Rolf Englund IntCom internetional
Keynes put asset prices at the centre of employment determination in his 1936 General Theory.
Keynes had no sure cure for slumps
Keynes put asset prices at the centre of employment determination in his 1936 General Theory. If a change in sentiment causes steep declines in valuations of business assets (along with share prices and house prices), business investing is cut back and employment contracts – unemployment rises – mostly in capital goods industries.
Unfortunately nothing went well after that.
The recent collapse of speculation on houses, however, is a non-monetary phenomenon:

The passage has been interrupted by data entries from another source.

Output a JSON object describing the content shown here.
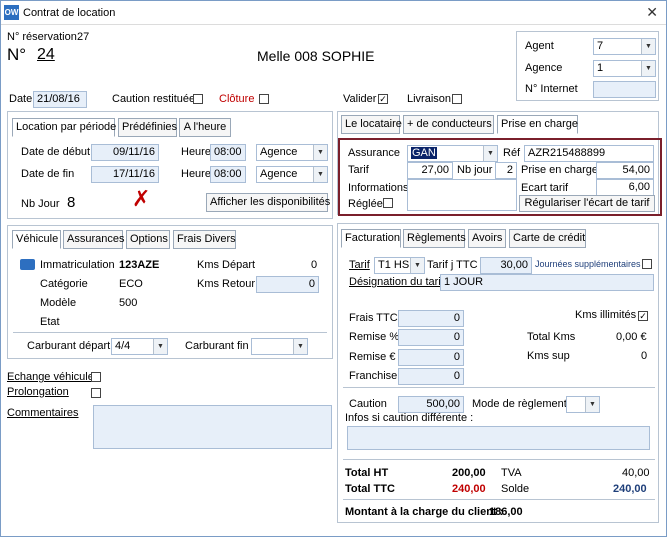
{
  "window": {
    "title": "Contrat de location",
    "icon": "OW"
  },
  "header": {
    "reservation_label": "N° réservation",
    "reservation_value": "27",
    "no_label": "N°",
    "no_value": "24",
    "client": "Melle 008 SOPHIE",
    "agent_label": "Agent",
    "agent_value": "7",
    "agence_label": "Agence",
    "agence_value": "1",
    "internet_label": "N° Internet",
    "internet_value": ""
  },
  "row2": {
    "date_label": "Date",
    "date_value": "21/08/16",
    "caution_label": "Caution restituée",
    "cloture_label": "Clôture",
    "valider_label": "Valider",
    "valider_mark": "✓",
    "livraison_label": "Livraison"
  },
  "period": {
    "tabs": [
      "Location par période",
      "Prédéfinies",
      "A l'heure"
    ],
    "debut_label": "Date de début",
    "debut_value": "09/11/16",
    "fin_label": "Date de fin",
    "fin_value": "17/11/16",
    "heure_label": "Heure",
    "heure1": "08:00",
    "heure2": "08:00",
    "lieu1": "Agence",
    "lieu2": "Agence",
    "nbjour_label": "Nb Jour",
    "nbjour_value": "8",
    "cross": "✗",
    "dispo_button": "Afficher les disponibilités"
  },
  "loc_tabs": [
    "Le locataire",
    "+ de conducteurs",
    "Prise en charge"
  ],
  "assurance": {
    "label": "Assurance",
    "value": "GAN",
    "ref_label": "Réf",
    "ref_value": "AZR215488899",
    "tarif_label": "Tarif",
    "tarif_value": "27,00",
    "nbjour_label": "Nb jour",
    "nbjour_value": "2",
    "prise_label": "Prise en charge",
    "prise_value": "54,00",
    "info_label": "Informations",
    "ecart_label": "Ecart tarif",
    "ecart_value": "6,00",
    "reglee_label": "Réglée",
    "regul_button": "Régulariser l'écart de tarif"
  },
  "vehicle": {
    "tabs": [
      "Véhicule",
      "Assurances",
      "Options",
      "Frais Divers"
    ],
    "immat_label": "Immatriculation",
    "immat_value": "123AZE",
    "cat_label": "Catégorie",
    "cat_value": "ECO",
    "modele_label": "Modèle",
    "modele_value": "500",
    "etat_label": "Etat",
    "kmsdep_label": "Kms Départ",
    "kmsdep_value": "0",
    "kmsret_label": "Kms Retour",
    "kmsret_value": "0",
    "carbdep_label": "Carburant départ",
    "carbdep_value": "4/4",
    "carbfin_label": "Carburant fin",
    "carbfin_value": ""
  },
  "misc": {
    "echange": "Echange véhicule",
    "prolongation": "Prolongation",
    "commentaires": "Commentaires"
  },
  "factu": {
    "tabs": [
      "Facturation",
      "Règlements",
      "Avoirs",
      "Carte de crédit"
    ],
    "tarif_label": "Tarif",
    "tarif_value": "T1 HS",
    "tarifj_label": "Tarif j TTC",
    "tarifj_value": "30,00",
    "journees_label": "Journées supplémentaires",
    "design_label": "Désignation du tarif",
    "design_value": "1 JOUR",
    "frais_label": "Frais TTC",
    "frais_value": "0",
    "remisep_label": "Remise %",
    "remisep_value": "0",
    "remisee_label": "Remise €",
    "remisee_value": "0",
    "franchise_label": "Franchise",
    "franchise_value": "0",
    "kmsill_label": "Kms illimités",
    "kmsill_mark": "✓",
    "totkms_label": "Total Kms",
    "totkms_value": "0,00 €",
    "kmssup_label": "Kms sup",
    "kmssup_value": "0",
    "caution_label": "Caution",
    "caution_value": "500,00",
    "mode_label": "Mode de règlement",
    "infos_label": "Infos si caution différente :"
  },
  "totals": {
    "ht_label": "Total HT",
    "ht_value": "200,00",
    "ttc_label": "Total TTC",
    "ttc_value": "240,00",
    "tva_label": "TVA",
    "tva_value": "40,00",
    "solde_label": "Solde",
    "solde_value": "240,00",
    "montant_label": "Montant à la charge du client :",
    "montant_value": "186,00"
  },
  "colors": {
    "highlight_border": "#7a1f2b",
    "red": "#c00000",
    "field_bg": "#e7eff9"
  }
}
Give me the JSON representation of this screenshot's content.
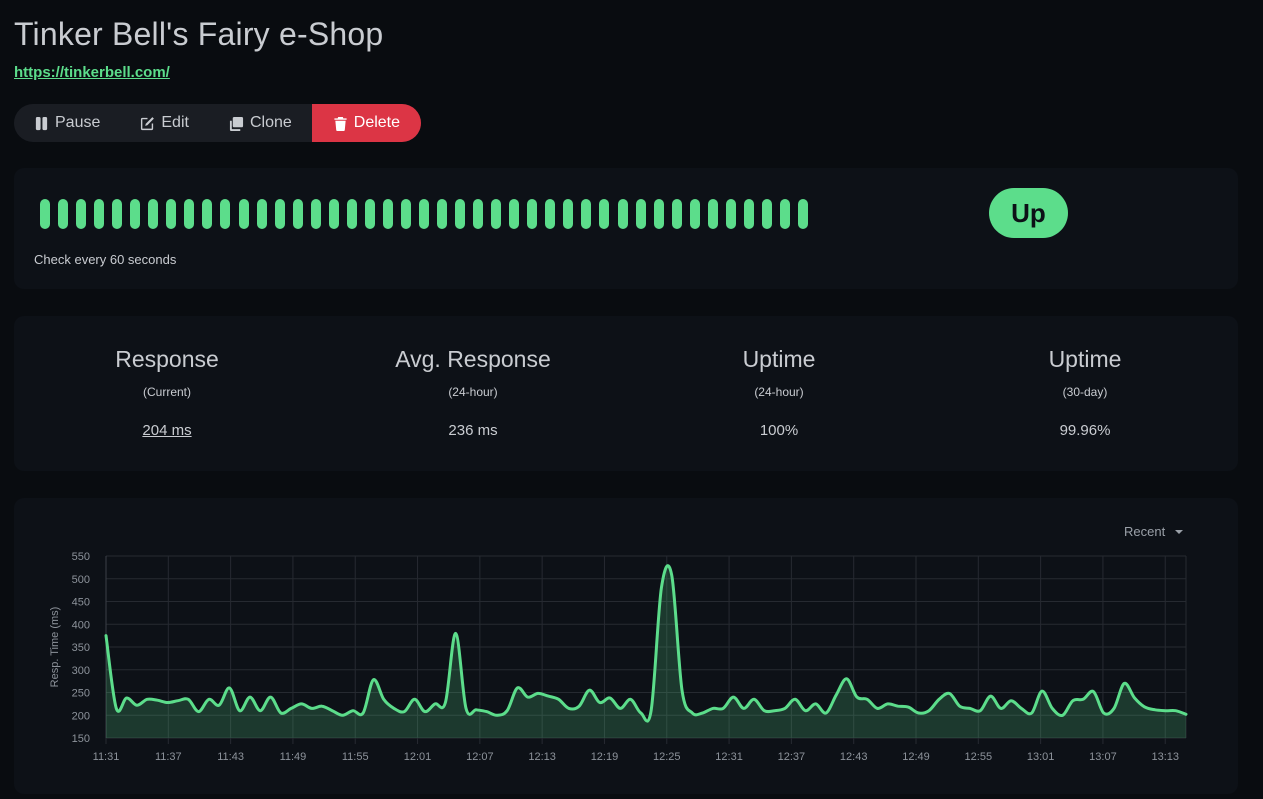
{
  "header": {
    "title": "Tinker Bell's Fairy e-Shop",
    "url": "https://tinkerbell.com/"
  },
  "toolbar": {
    "pause_label": "Pause",
    "edit_label": "Edit",
    "clone_label": "Clone",
    "delete_label": "Delete"
  },
  "heartbeat": {
    "beat_count": 43,
    "check_text": "Check every 60 seconds",
    "status": "Up"
  },
  "stats": [
    {
      "title": "Response",
      "sub": "(Current)",
      "value": "204 ms"
    },
    {
      "title": "Avg. Response",
      "sub": "(24-hour)",
      "value": "236 ms"
    },
    {
      "title": "Uptime",
      "sub": "(24-hour)",
      "value": "100%"
    },
    {
      "title": "Uptime",
      "sub": "(30-day)",
      "value": "99.96%"
    }
  ],
  "chart_controls": {
    "period": "Recent"
  },
  "colors": {
    "up": "#5cdd8b",
    "delete": "#dc3545",
    "background": "#090c10",
    "card": "#0d1117"
  },
  "chart_data": {
    "type": "area",
    "ylabel": "Resp. Time (ms)",
    "ylim": [
      150,
      550
    ],
    "yticks": [
      150,
      200,
      250,
      300,
      350,
      400,
      450,
      500,
      550
    ],
    "xlim": [
      "11:31",
      "13:15"
    ],
    "xticks": [
      "11:31",
      "11:37",
      "11:43",
      "11:49",
      "11:55",
      "12:01",
      "12:07",
      "12:13",
      "12:19",
      "12:25",
      "12:31",
      "12:37",
      "12:43",
      "12:49",
      "12:55",
      "13:01",
      "13:07",
      "13:13"
    ],
    "grid": true,
    "series": [
      {
        "color": "#5cdd8b",
        "values": [
          375,
          215,
          238,
          222,
          235,
          233,
          228,
          232,
          235,
          208,
          235,
          222,
          260,
          210,
          240,
          210,
          240,
          205,
          215,
          225,
          215,
          220,
          210,
          200,
          210,
          205,
          278,
          235,
          215,
          208,
          235,
          208,
          225,
          228,
          380,
          215,
          212,
          208,
          200,
          210,
          260,
          240,
          248,
          242,
          235,
          215,
          220,
          255,
          228,
          238,
          215,
          235,
          205,
          210,
          480,
          508,
          255,
          205,
          205,
          215,
          215,
          240,
          215,
          235,
          210,
          210,
          215,
          235,
          210,
          225,
          205,
          245,
          280,
          240,
          235,
          215,
          225,
          220,
          218,
          205,
          210,
          235,
          248,
          220,
          215,
          210,
          242,
          215,
          232,
          215,
          205,
          253,
          215,
          200,
          232,
          235,
          252,
          205,
          215,
          270,
          238,
          218,
          212,
          210,
          210,
          202
        ]
      }
    ]
  }
}
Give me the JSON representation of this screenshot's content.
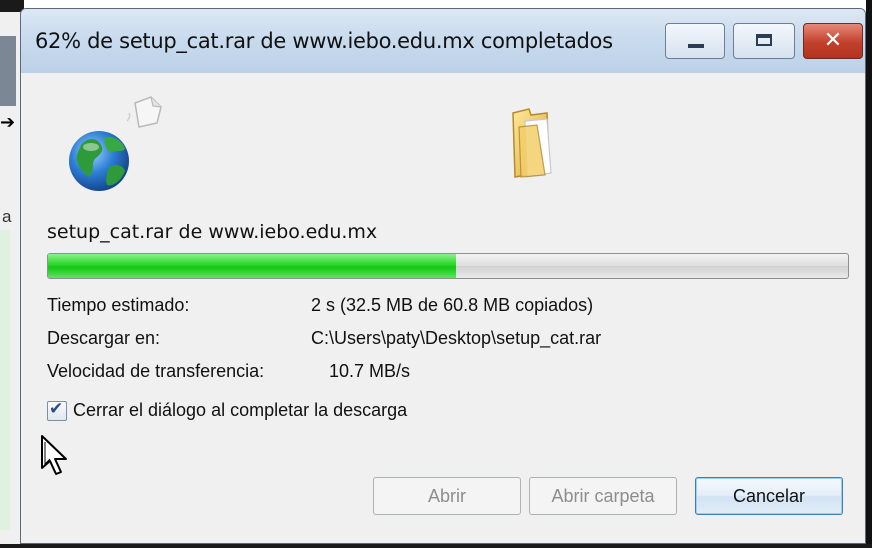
{
  "background": {
    "fragment_text": "a"
  },
  "window": {
    "title": "62% de setup_cat.rar de www.iebo.edu.mx completados",
    "controls": {
      "close_glyph": "✕"
    }
  },
  "download": {
    "file_label": "setup_cat.rar de www.iebo.edu.mx",
    "progress_fraction": 0.51,
    "info": [
      {
        "label": "Tiempo estimado:",
        "value": "2 s (32.5 MB de 60.8 MB copiados)"
      },
      {
        "label": "Descargar en:",
        "value": "C:\\Users\\paty\\Desktop\\setup_cat.rar"
      },
      {
        "label": "Velocidad de transferencia:",
        "value": "10.7 MB/s"
      }
    ],
    "close_on_complete": {
      "label": "Cerrar el diálogo al completar la descarga",
      "checked": true,
      "tick": "✔"
    }
  },
  "buttons": {
    "open": "Abrir",
    "open_folder": "Abrir carpeta",
    "cancel": "Cancelar"
  },
  "icons": [
    "globe-icon",
    "document-icon",
    "folder-icon",
    "pointer-cursor-icon",
    "arrow-icon"
  ],
  "colors": {
    "progress": "#22cc22",
    "titlebar": "#c9dbee",
    "close_button": "#c2402c"
  }
}
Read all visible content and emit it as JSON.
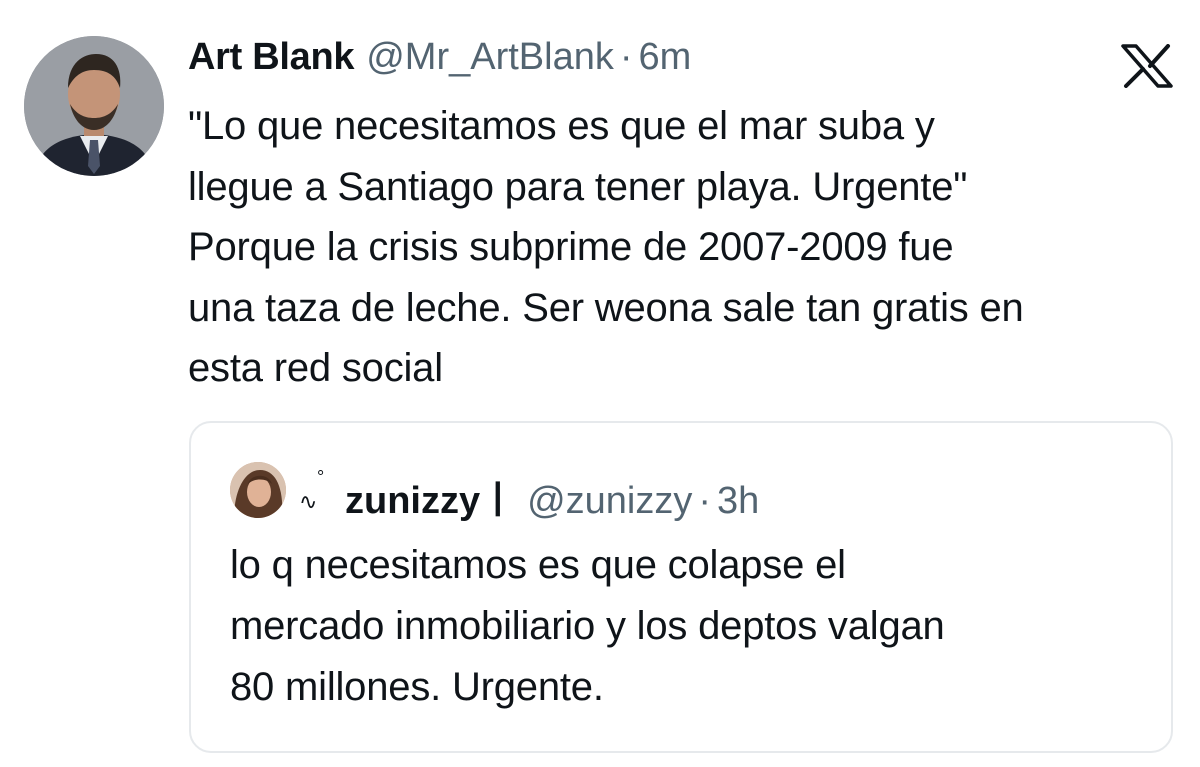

Keynes always felt that consumer demand too drives employment. An increase in demand encourages companies to raise production and hire more workers – at first.
But in an open economy with its own currency, the stimulus would mostly go abroad. In the global economy, increased consumer demand would ultimately do little more than raise interest rates, thus setting off declines in real asset prices, investment and real wages.
Comment by Rolf Englund: